Dialogue highlights a lack of understanding between the two sexes. The violence of the gun shots expressed Xiao Lu’s feminist power and emotional release.
3. Kara Walker
Yet another game-changer in the art industry, Kara Walker is an American contemporary artist who gained recognition for her white and black silhouettes that explore grave issues like slavery, racism and gender inequality.
Initially afraid to address controversial issues such as racial discrimination, Walker discovered her calling as an ‘influential artist’ – the ones who did more than collecting compliments in their basket.
Despite harbouring these concerns, Walker didn’t fail to inject humor in her compositions:
“I didn’t want a completely passive viewer,” she has said. “I wanted to make work where the viewer wouldn’t walk away; he would either giggle nervously, get pulled into history, into fiction, into something totally demeaning and possibly very beautiful.
4. Lynda Benglis
A profound artist from the minimalism district, Benglis employs artless materials such as latex and foam, cinched metal, dripped wax, and transforms them into something of substance.
Her unorthodox techniques strike a cultural reference that trace back to her admiration of antiquity. The sole reason to throw light on such distinctive artists is to reinstate the value that women add to the varying definitions of art, the presence of women in unconventional scenarios, like this one, poses to be the strongest argument for equality in art.
5. Marina Abramovic
With her eccentric style, Marina Abramovic is best known for her proactive interaction with her audience.
In an endeavor to transmit the presence of the artist and make her historical performances accessible to a larger audience, Abramovic sets a new stage in the world of art, which is both made and owned by her.
She utilizes her art, which refers to as her ‘voice’ to express her thoughts on diverse aspects relating to individual struggles and tensions between the two sexes.
6. Corita Kent
Formerly known as Sister Mary Corita Kent, Kent single-handedly took up the job of educating and drawing women towards the art industry.

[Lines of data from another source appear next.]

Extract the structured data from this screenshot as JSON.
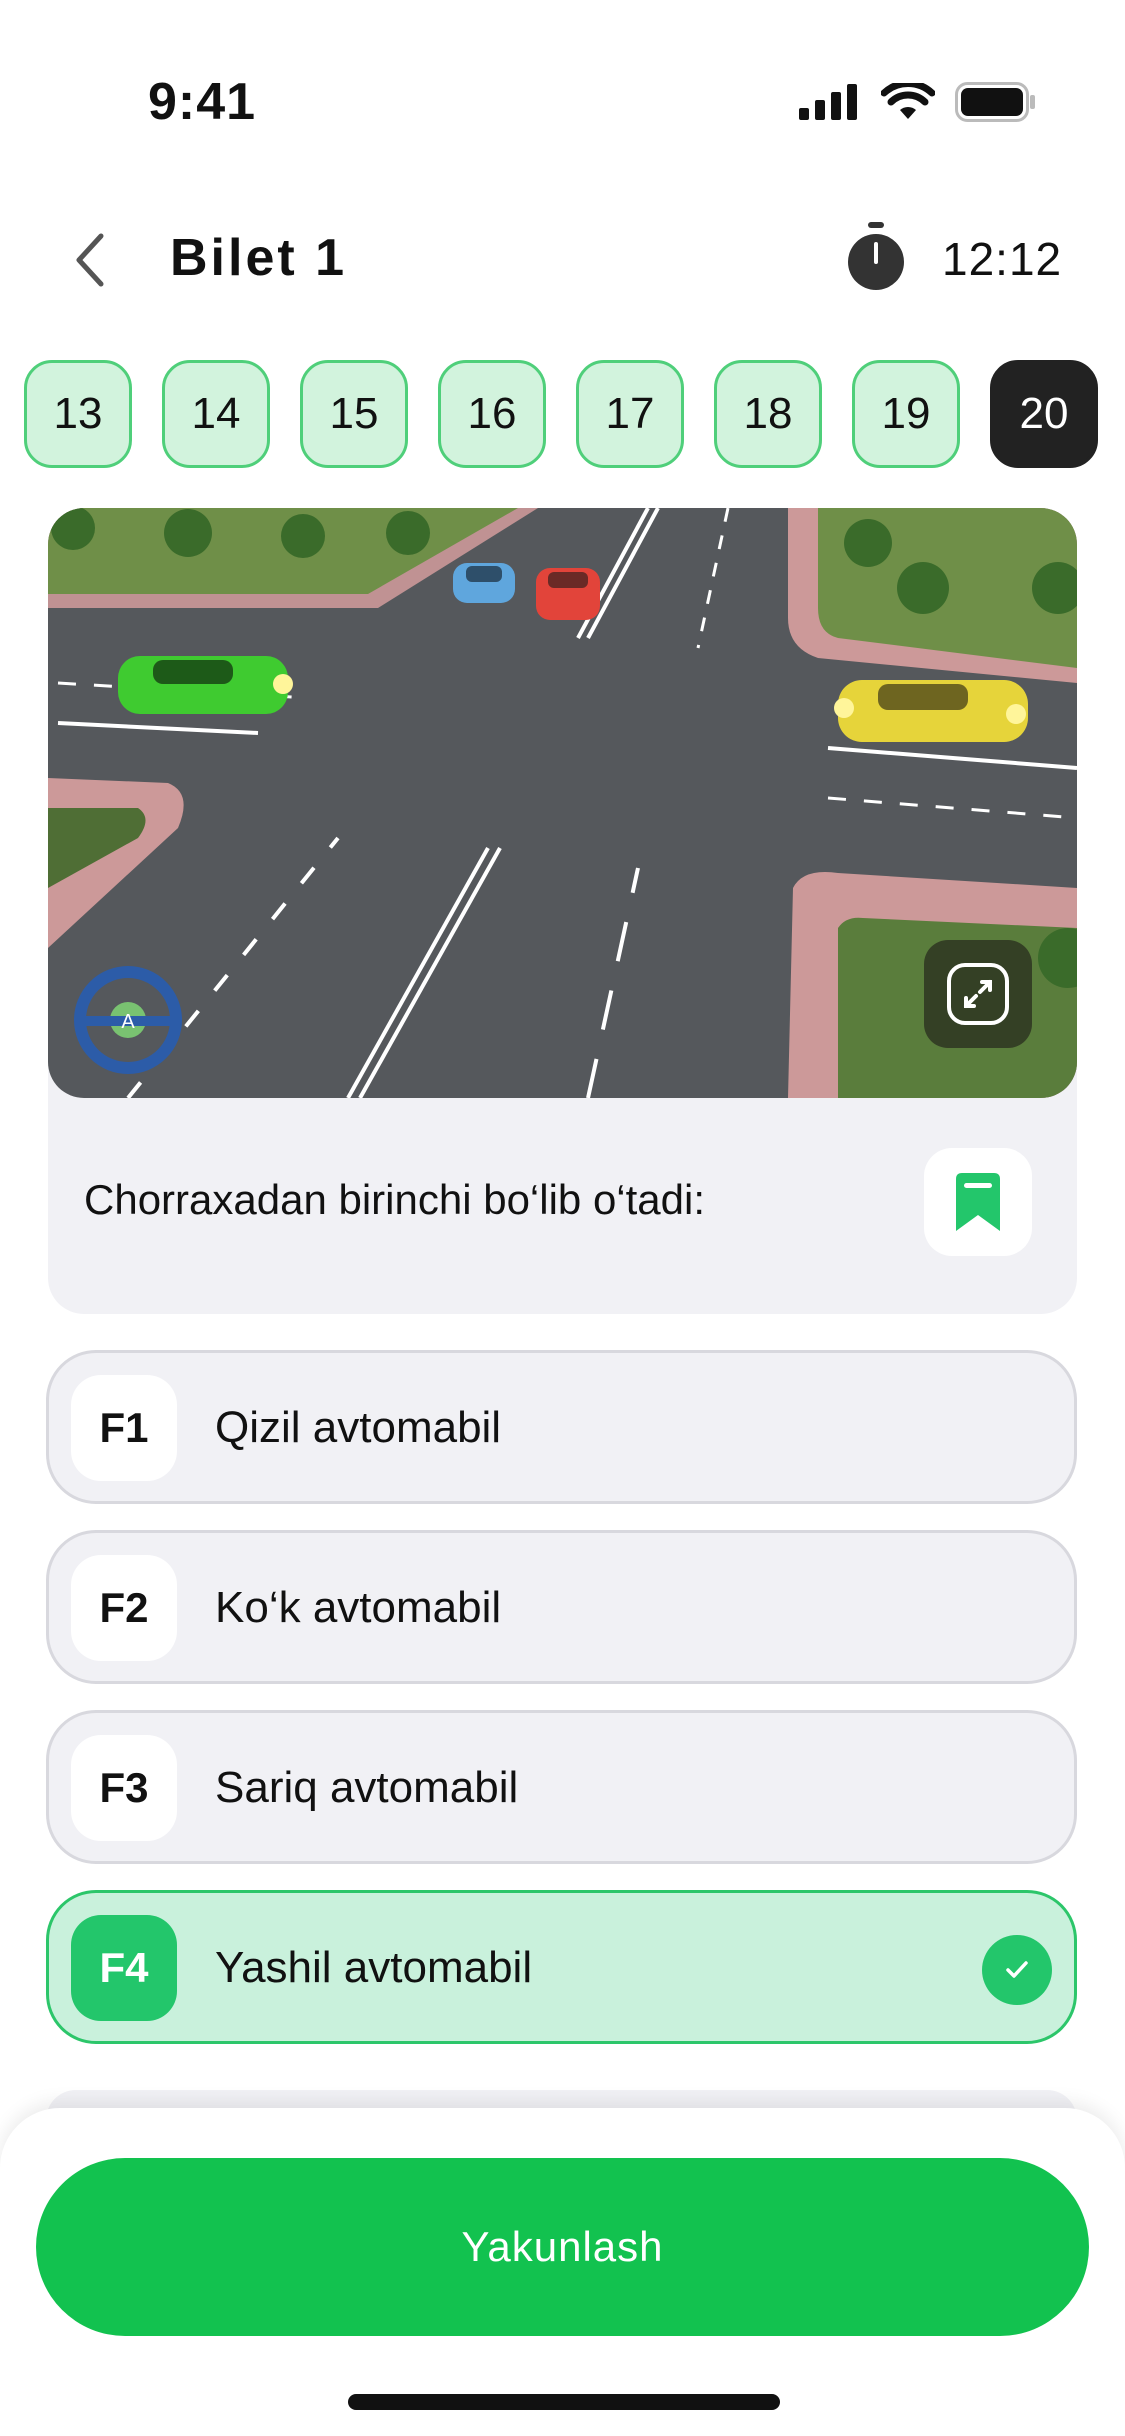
{
  "status_bar": {
    "time": "9:41"
  },
  "header": {
    "title": "Bilet 1",
    "timer": "12:12"
  },
  "question_numbers": [
    {
      "label": "13",
      "active": false
    },
    {
      "label": "14",
      "active": false
    },
    {
      "label": "15",
      "active": false
    },
    {
      "label": "16",
      "active": false
    },
    {
      "label": "17",
      "active": false
    },
    {
      "label": "18",
      "active": false
    },
    {
      "label": "19",
      "active": false
    },
    {
      "label": "20",
      "active": true
    }
  ],
  "question": {
    "text": "Chorraxadan birinchi bo‘lib o‘tadi:",
    "image_badge_letter": "A"
  },
  "answers": [
    {
      "key": "F1",
      "label": "Qizil avtomabil",
      "selected": false
    },
    {
      "key": "F2",
      "label": "Ko‘k avtomabil",
      "selected": false
    },
    {
      "key": "F3",
      "label": "Sariq avtomabil",
      "selected": false
    },
    {
      "key": "F4",
      "label": "Yashil avtomabil",
      "selected": true
    }
  ],
  "footer": {
    "finish_label": "Yakunlash"
  },
  "colors": {
    "accent_green": "#12c24f",
    "chip_fill": "#d2f3dd",
    "chip_border": "#4fcf7a",
    "active_chip": "#222222",
    "selected_answer_fill": "#c9f1dc"
  },
  "icons": [
    "back-chevron-icon",
    "stopwatch-icon",
    "expand-icon",
    "bookmark-icon",
    "check-icon",
    "steering-wheel-icon"
  ]
}
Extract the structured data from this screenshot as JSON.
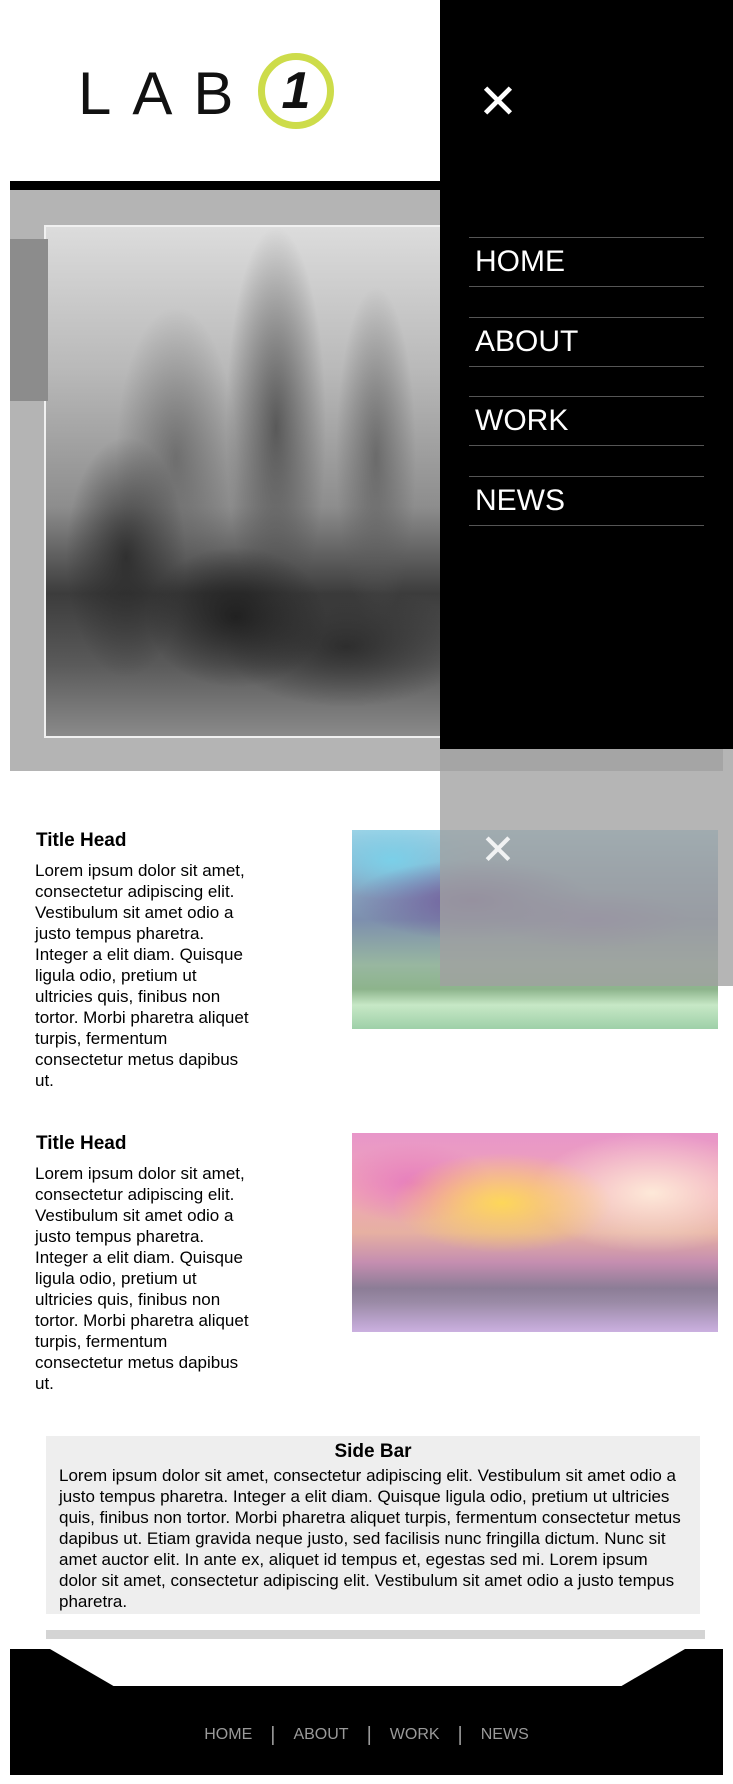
{
  "header": {
    "logo_text": "LAB",
    "logo_number": "1",
    "logo_ring_color": "#cddc4a"
  },
  "nav": {
    "close_icon": "close-icon",
    "items": [
      {
        "label": "HOME"
      },
      {
        "label": "ABOUT"
      },
      {
        "label": "WORK"
      },
      {
        "label": "NEWS"
      }
    ]
  },
  "sections": [
    {
      "title": "Title Head",
      "body": "Lorem ipsum dolor sit amet, consectetur adipiscing elit. Vestibulum sit amet odio a justo tempus pharetra. Integer a elit diam. Quisque ligula odio, pretium ut ultricies quis, finibus non tortor. Morbi pharetra aliquet turpis, fermentum consectetur metus dapibus ut."
    },
    {
      "title": "Title Head",
      "body": "Lorem ipsum dolor sit amet, consectetur adipiscing elit. Vestibulum sit amet odio a justo tempus pharetra. Integer a elit diam. Quisque ligula odio, pretium ut ultricies quis, finibus non tortor. Morbi pharetra aliquet turpis, fermentum consectetur metus dapibus ut."
    }
  ],
  "sidebar": {
    "title": "Side Bar",
    "body": "Lorem ipsum dolor sit amet, consectetur adipiscing elit. Vestibulum sit amet odio a justo tempus pharetra. Integer a elit diam. Quisque ligula odio, pretium ut ultricies quis, finibus non tortor. Morbi pharetra aliquet turpis, fermentum consectetur metus dapibus ut. Etiam gravida neque justo, sed facilisis nunc fringilla dictum. Nunc sit amet auctor elit. In ante ex, aliquet id tempus et, egestas sed mi. Lorem ipsum dolor sit amet, consectetur adipiscing elit. Vestibulum sit amet odio a justo tempus pharetra."
  },
  "footer": {
    "links": [
      "HOME",
      "ABOUT",
      "WORK",
      "NEWS"
    ],
    "separator": "|"
  }
}
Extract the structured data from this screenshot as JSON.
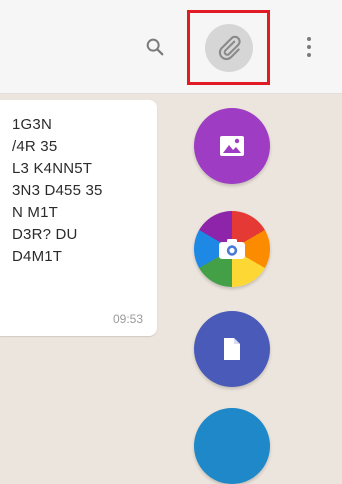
{
  "header": {
    "icons": {
      "search": "search-icon",
      "attach": "paperclip-icon",
      "menu": "more-vert-icon"
    },
    "highlight_color": "#e01b24"
  },
  "message": {
    "lines": [
      "1G3N",
      "/4R 35",
      "L3 K4NN5T",
      "3N3 D455 35",
      "N M1T",
      "D3R? DU",
      "D4M1T"
    ],
    "time": "09:53"
  },
  "attachment_options": {
    "gallery": {
      "icon": "image-icon",
      "color": "#9e3cc4"
    },
    "camera": {
      "icon": "camera-icon"
    },
    "document": {
      "icon": "document-icon",
      "color": "#4a5ab8"
    },
    "partial": {
      "color": "#1e88c8"
    }
  }
}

She worked closely with silkscreen or serigraphy which she used to address the social upheavals during the 1960s and 1970s. Corita developed her own definition of Pop Art and manifested her visions into reality by inspiring many around her.
“Like a priest, a shaman, a magician, she could pass her hands over the commonest of the everyday, the superficial, the oh-so-ordinary, and make it a vehicle of the luminous, the only, and the hope filled.”
7. Zaha Hadid
Although she doesn’t originate from the regular boundaries of art, this British-Iraqi woman was the first architect to be bestowed with the Pritzker Architecture Prize.
Her works are an honest outcome of letting women into the mainstream. With her bold and neofuturistic designs, Hadid has reformed the face of design in today’s world whilst establishing herself as a renowned architect.
One of the founders of the Gurreilla Girls once said,
“If you’re in a situation where you’re a little afraid to speak up, put a mask on. You’ll be surprised at what comes out of your mouth.”
Over decades, whether masked or otherwise, women have been at a constant battle with society to gain the respect they deserve for their work. Time will tell when the waves of differentiation will cease.
It for us to decide: How are we going to go on with the mentality of ‘Change will come, only slowly’? Are we willing to fast-track this movement by proving the deniers wrong with facts?
Women, power, art, recognition – these are all familiar grounds for all of us. Are you a woman? Are you an artist? Do you believe your work is under appreciated? Tell us about your experiences in the comments below.